WORK INSTRUCTIONS » Look through the entries below and count the lines that contain "Error". Reply with that number only.

App and web page records »

=== Begin Enclosure ===

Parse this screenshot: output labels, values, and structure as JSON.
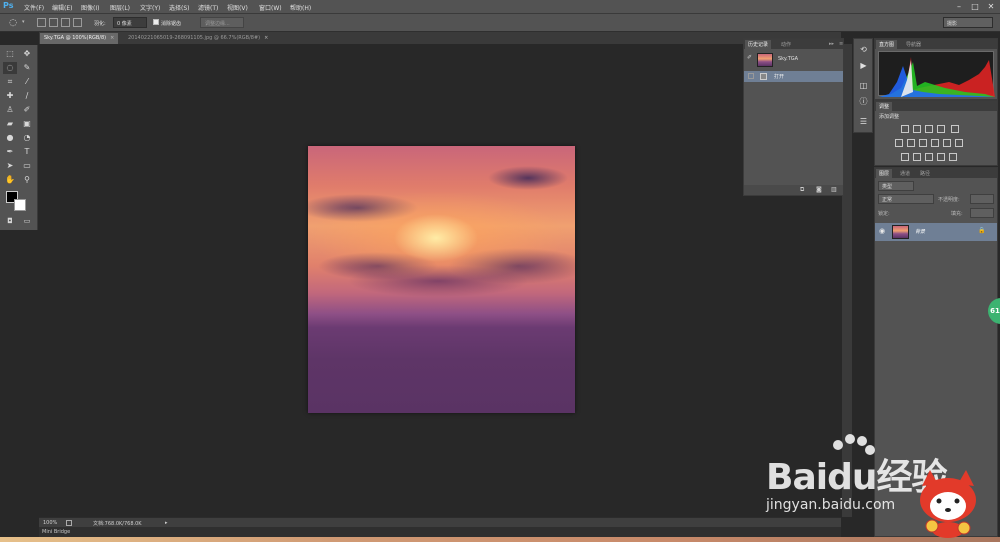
{
  "menubar": {
    "logo": "Ps",
    "items": [
      "文件(F)",
      "编辑(E)",
      "图像(I)",
      "图层(L)",
      "文字(Y)",
      "选择(S)",
      "滤镜(T)",
      "视图(V)",
      "窗口(W)",
      "帮助(H)"
    ],
    "window_controls": [
      "–",
      "□",
      "✕"
    ]
  },
  "options": {
    "feather_label": "羽化:",
    "feather_value": "0 像素",
    "antialias_label": "消除锯齿",
    "refine_edge": "调整边缘...",
    "workspace": "摄影"
  },
  "tabs": [
    {
      "label": "Sky.TGA @ 100%(RGB/8)",
      "close": "×"
    },
    {
      "label": "20140221065019-268091105.jpg @ 66.7%(RGB/8#)",
      "close": "×"
    }
  ],
  "status": {
    "zoom": "100%",
    "doc": "文档:768.0K/768.0K",
    "arrow": "▸"
  },
  "bridge": {
    "label": "Mini Bridge"
  },
  "history": {
    "tabs": [
      "历史记录",
      "动作"
    ],
    "snapshot_name": "Sky.TGA",
    "steps": [
      "打开"
    ],
    "collapse": "▸▸",
    "menu": "≡"
  },
  "histogram": {
    "tabs": [
      "直方图",
      "导航器"
    ]
  },
  "adjustments": {
    "tab": "调整",
    "title": "添加调整"
  },
  "layers": {
    "tabs": [
      "图层",
      "通道",
      "路径"
    ],
    "kind_label": "类型",
    "blend_mode": "正常",
    "opacity_label": "不透明度:",
    "lock_label": "锁定:",
    "fill_label": "填充:",
    "layer_name": "背景",
    "lock_icon": "🔒"
  },
  "badge": {
    "text": "61"
  },
  "watermark": {
    "main": "Baidu经验",
    "sub": "jingyan.baidu.com"
  },
  "colors": {
    "ui_gray": "#535353",
    "canvas_bg": "#282828",
    "accent_selected": "#6f7f95",
    "ps_blue": "#4fb0ee"
  }
}
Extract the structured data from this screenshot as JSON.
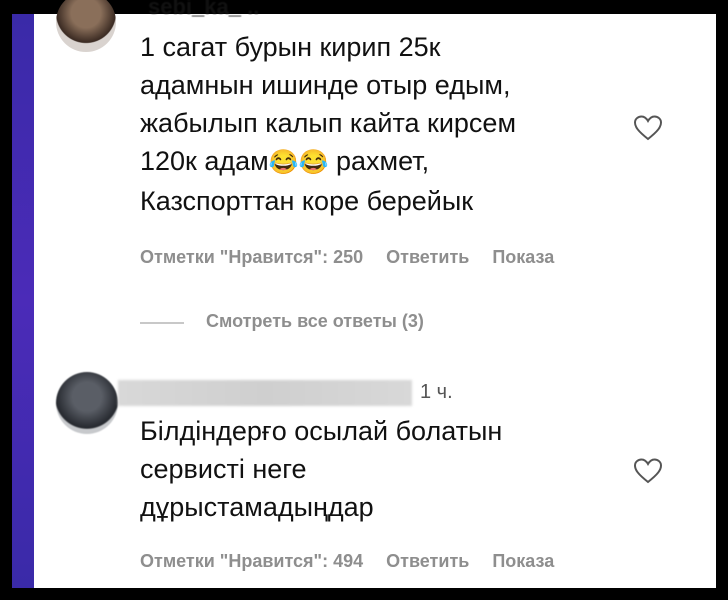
{
  "comments": [
    {
      "username": "sebi_ka_ ..",
      "text_line1": "1 сагат бурын кирип 25к",
      "text_line2": "адамнын ишинде отыр едым,",
      "text_line3": "жабылып калып кайта кирсем",
      "text_line4_a": "120к адам",
      "emoji": "😂😂",
      "text_line4_b": "рахмет,",
      "text_line5": "Казспорттан коре берейык",
      "likes_label": "Отметки \"Нравится\": 250",
      "reply_label": "Ответить",
      "show_label": "Показа",
      "view_replies": "Смотреть все ответы (3)",
      "heart_icon": "heart-outline-icon"
    },
    {
      "time": "1 ч.",
      "text_line1": "Білдіндерғо осылай болатын",
      "text_line2": "сервисті неге",
      "text_line3": "дұрыстамадыңдар",
      "likes_label": "Отметки \"Нравится\": 494",
      "reply_label": "Ответить",
      "show_label": "Показа",
      "heart_icon": "heart-outline-icon"
    }
  ],
  "colors": {
    "side_bar": "#3a2aa8",
    "meta_text": "#8e8e8e",
    "text": "#111111"
  }
}
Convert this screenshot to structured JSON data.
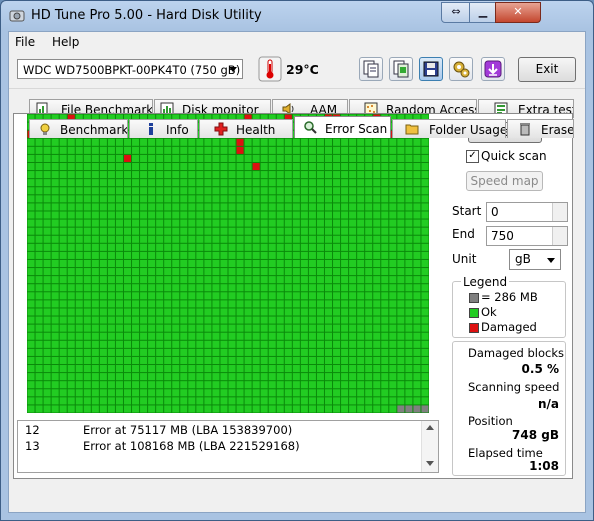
{
  "window": {
    "title": "HD Tune Pro 5.00 - Hard Disk Utility"
  },
  "menu": [
    {
      "label": "File"
    },
    {
      "label": "Help"
    }
  ],
  "toolbar": {
    "drive": "WDC WD7500BPKT-00PK4T0   (750 gB)",
    "temperature": "29°C",
    "exit_label": "Exit",
    "icons": [
      "copy-info-icon",
      "copy-screenshot-icon",
      "save-icon",
      "options-icon",
      "download-icon"
    ]
  },
  "tabs_top": [
    {
      "label": "File Benchmark",
      "icon": "file-benchmark-icon"
    },
    {
      "label": "Disk monitor",
      "icon": "disk-monitor-icon"
    },
    {
      "label": "AAM",
      "icon": "speaker-icon"
    },
    {
      "label": "Random Access",
      "icon": "random-access-icon"
    },
    {
      "label": "Extra tests",
      "icon": "extra-tests-icon"
    }
  ],
  "tabs_bottom": [
    {
      "label": "Benchmark",
      "icon": "bulb-icon"
    },
    {
      "label": "Info",
      "icon": "info-icon"
    },
    {
      "label": "Health",
      "icon": "health-cross-icon"
    },
    {
      "label": "Error Scan",
      "icon": "magnifier-icon",
      "active": true
    },
    {
      "label": "Folder Usage",
      "icon": "folder-icon"
    },
    {
      "label": "Erase",
      "icon": "trash-icon"
    }
  ],
  "scan_grid": {
    "columns": 50,
    "rows": 37,
    "ok_color": "#22cc22",
    "damaged_color": "#dd1111",
    "unscanned_color": "#808080",
    "damaged_blocks": [
      [
        0,
        5
      ],
      [
        0,
        27
      ],
      [
        0,
        32
      ],
      [
        0,
        37
      ],
      [
        0,
        38
      ],
      [
        0,
        43
      ],
      [
        1,
        37
      ],
      [
        1,
        43
      ],
      [
        2,
        0
      ],
      [
        2,
        1
      ],
      [
        2,
        2
      ],
      [
        2,
        15
      ],
      [
        2,
        35
      ],
      [
        2,
        45
      ],
      [
        3,
        26
      ],
      [
        4,
        26
      ],
      [
        5,
        12
      ],
      [
        6,
        28
      ]
    ],
    "unscanned_tail": 4
  },
  "log": [
    {
      "index": "12",
      "message": "Error at 75117 MB (LBA 153839700)"
    },
    {
      "index": "13",
      "message": "Error at 108168 MB (LBA 221529168)"
    }
  ],
  "controls": {
    "start_label": "Start",
    "quick_scan_label": "Quick scan",
    "quick_scan_checked": true,
    "speed_map_label": "Speed map",
    "start_field_label": "Start",
    "start_value": "0",
    "end_field_label": "End",
    "end_value": "750",
    "unit_label": "Unit",
    "unit_value": "gB"
  },
  "legend": {
    "title": "Legend",
    "items": [
      {
        "label": "= 286 MB",
        "color": "#808080"
      },
      {
        "label": "Ok",
        "color": "#22cc22"
      },
      {
        "label": "Damaged",
        "color": "#dd1111"
      }
    ]
  },
  "stats": {
    "damaged_label": "Damaged blocks",
    "damaged_value": "0.5 %",
    "speed_label": "Scanning speed",
    "speed_value": "n/a",
    "position_label": "Position",
    "position_value": "748 gB",
    "elapsed_label": "Elapsed time",
    "elapsed_value": "1:08"
  }
}
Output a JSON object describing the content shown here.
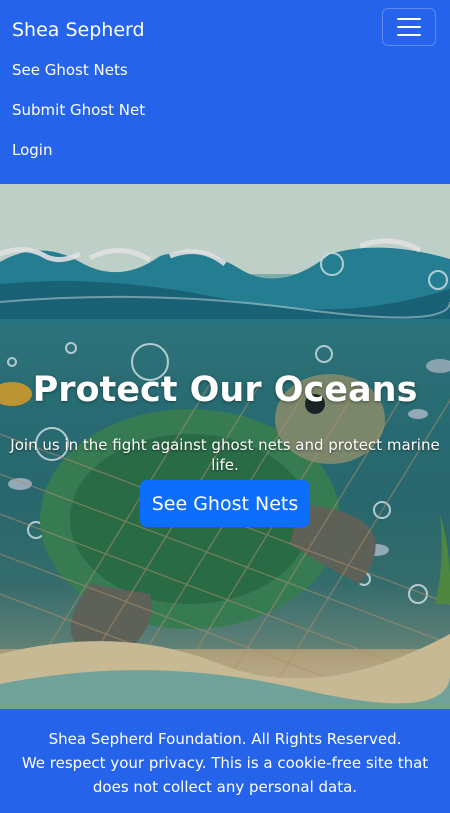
{
  "navbar": {
    "brand": "Shea Sepherd",
    "menu_icon": "hamburger-menu-icon",
    "links": [
      {
        "label": "See Ghost Nets"
      },
      {
        "label": "Submit Ghost Net"
      },
      {
        "label": "Login"
      }
    ]
  },
  "hero": {
    "title": "Protect Our Oceans",
    "subtitle": "Join us in the fight against ghost nets and protect marine life.",
    "button_label": "See Ghost Nets"
  },
  "footer": {
    "copyright": "Shea Sepherd Foundation. All Rights Reserved.",
    "privacy": "We respect your privacy. This is a cookie-free site that does not collect any personal data."
  },
  "colors": {
    "nav_bg": "#2563eb",
    "button_bg": "#0d6efd",
    "text": "#ffffff"
  }
}
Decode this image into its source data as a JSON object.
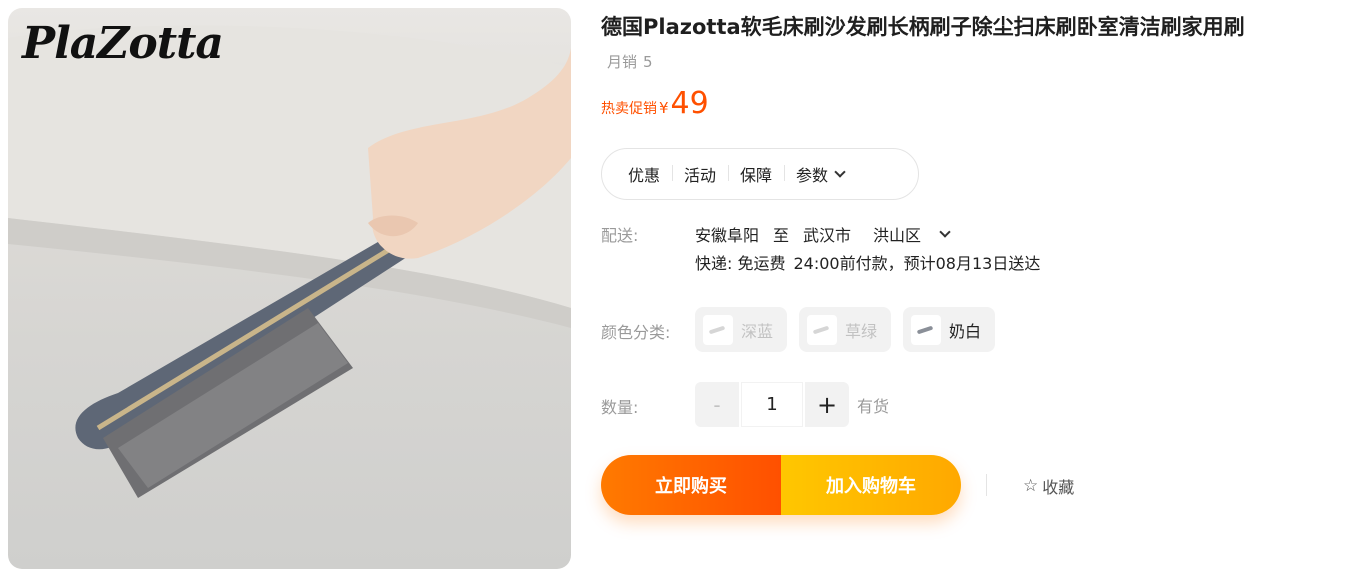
{
  "image": {
    "brand_logo": "PlaZotta"
  },
  "product": {
    "title": "德国Plazotta软毛床刷沙发刷长柄刷子除尘扫床刷卧室清洁刷家用刷",
    "sales_label": "月销",
    "sales_count": "5",
    "price_tag": "热卖促销",
    "price_currency": "¥",
    "price_value": "49"
  },
  "tabs": {
    "items": [
      {
        "label": "优惠"
      },
      {
        "label": "活动"
      },
      {
        "label": "保障"
      },
      {
        "label": "参数"
      }
    ]
  },
  "delivery": {
    "label": "配送:",
    "origin": "安徽阜阳",
    "to": "至",
    "city": "武汉市",
    "district": "洪山区",
    "courier": "快递: 免运费",
    "eta": "24:00前付款，预计08月13日送达"
  },
  "color": {
    "label": "颜色分类:",
    "options": [
      {
        "label": "深蓝",
        "available": false
      },
      {
        "label": "草绿",
        "available": false
      },
      {
        "label": "奶白",
        "available": true
      }
    ]
  },
  "quantity": {
    "label": "数量:",
    "minus": "-",
    "value": "1",
    "plus": "+",
    "stock": "有货"
  },
  "actions": {
    "buy_now": "立即购买",
    "add_to_cart": "加入购物车",
    "favorite": "收藏",
    "favorite_icon": "star-icon"
  },
  "colors": {
    "accent": "#ff5000",
    "buy_now": "#ff6a00",
    "add_cart": "#ffb800"
  }
}
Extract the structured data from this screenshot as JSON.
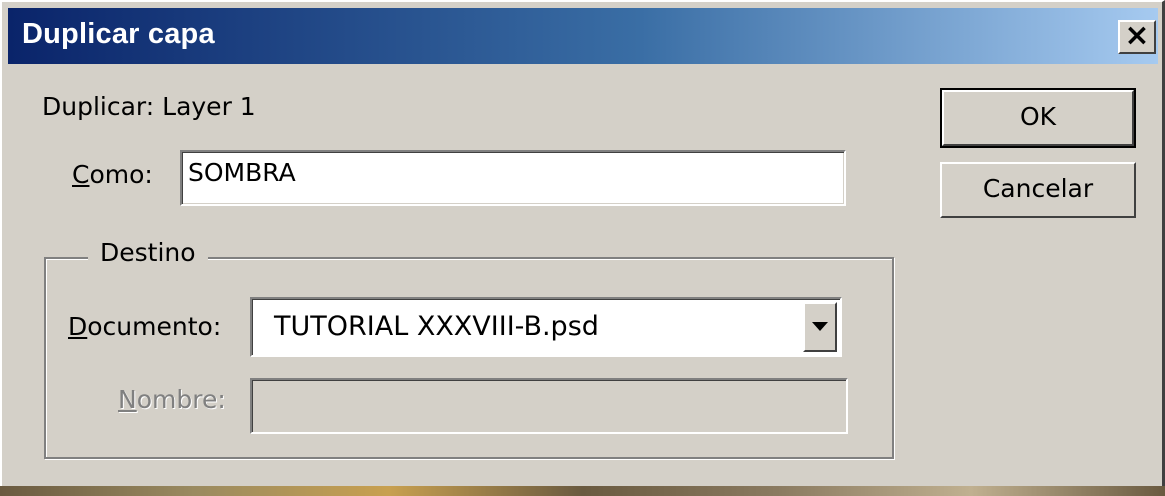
{
  "window": {
    "title": "Duplicar capa",
    "close_glyph": "×"
  },
  "source": {
    "label": "Duplicar:",
    "value": "Layer 1"
  },
  "como": {
    "label_mnemonic": "C",
    "label_rest": "omo:",
    "value": "SOMBRA"
  },
  "destino": {
    "legend": "Destino",
    "documento": {
      "label_mnemonic": "D",
      "label_rest": "ocumento:",
      "selected": "TUTORIAL XXXVIII-B.psd"
    },
    "nombre": {
      "label_mnemonic": "N",
      "label_rest": "ombre:",
      "value": ""
    }
  },
  "buttons": {
    "ok": "OK",
    "cancel": "Cancelar"
  },
  "icons": {
    "close": "close-icon",
    "dropdown": "chevron-down-icon"
  }
}
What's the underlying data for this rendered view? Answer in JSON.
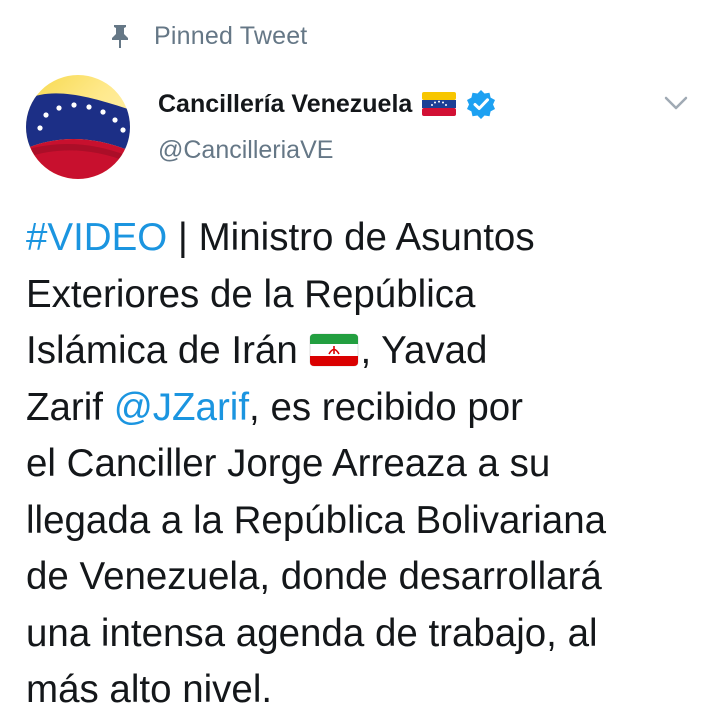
{
  "pinned": {
    "label": "Pinned Tweet",
    "icon": "pin-icon"
  },
  "author": {
    "name": "Cancillería Venezuela",
    "handle": "@CancilleriaVE",
    "name_flag_icon": "venezuela-flag-icon",
    "verified": true
  },
  "menu": {
    "icon": "chevron-down-icon"
  },
  "tweet": {
    "hashtag": "#VIDEO",
    "text_1": " | Ministro de Asuntos",
    "text_2": "Exteriores de la República",
    "text_3a": "Islámica de Irán ",
    "flag_icon": "iran-flag-icon",
    "text_3b": ", Yavad",
    "text_4a": "Zarif ",
    "mention": "@JZarif",
    "text_4b": ", es recibido por",
    "text_5": "el Canciller Jorge Arreaza a su",
    "text_6": "llegada a la República Bolivariana",
    "text_7": "de Venezuela, donde desarrollará",
    "text_8": "una intensa agenda de trabajo, al",
    "text_9": "más alto nivel."
  },
  "colors": {
    "link": "#1b95e0",
    "secondary_text": "#657786",
    "primary_text": "#14171a",
    "verified_badge": "#1da1f2"
  }
}
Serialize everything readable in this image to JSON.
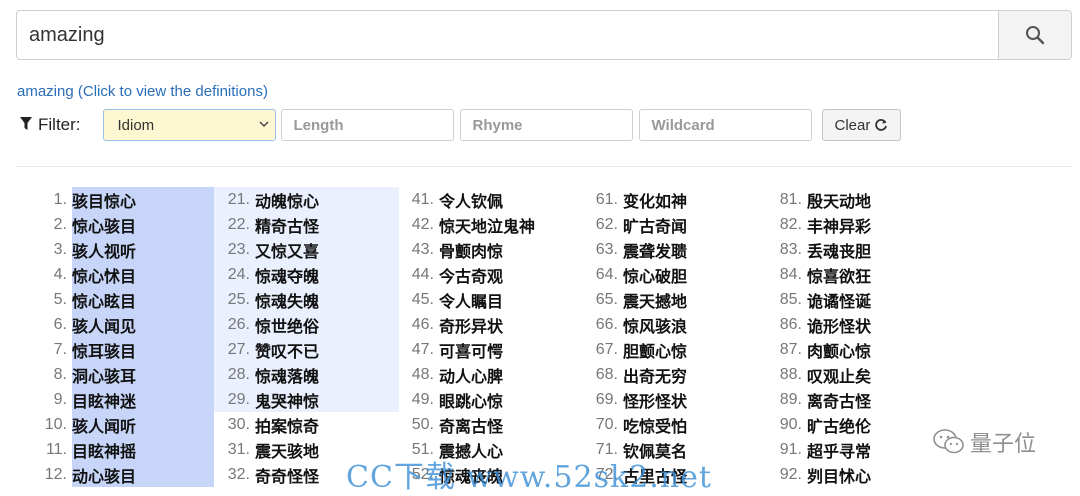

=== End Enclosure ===

ANSWER AREA » 3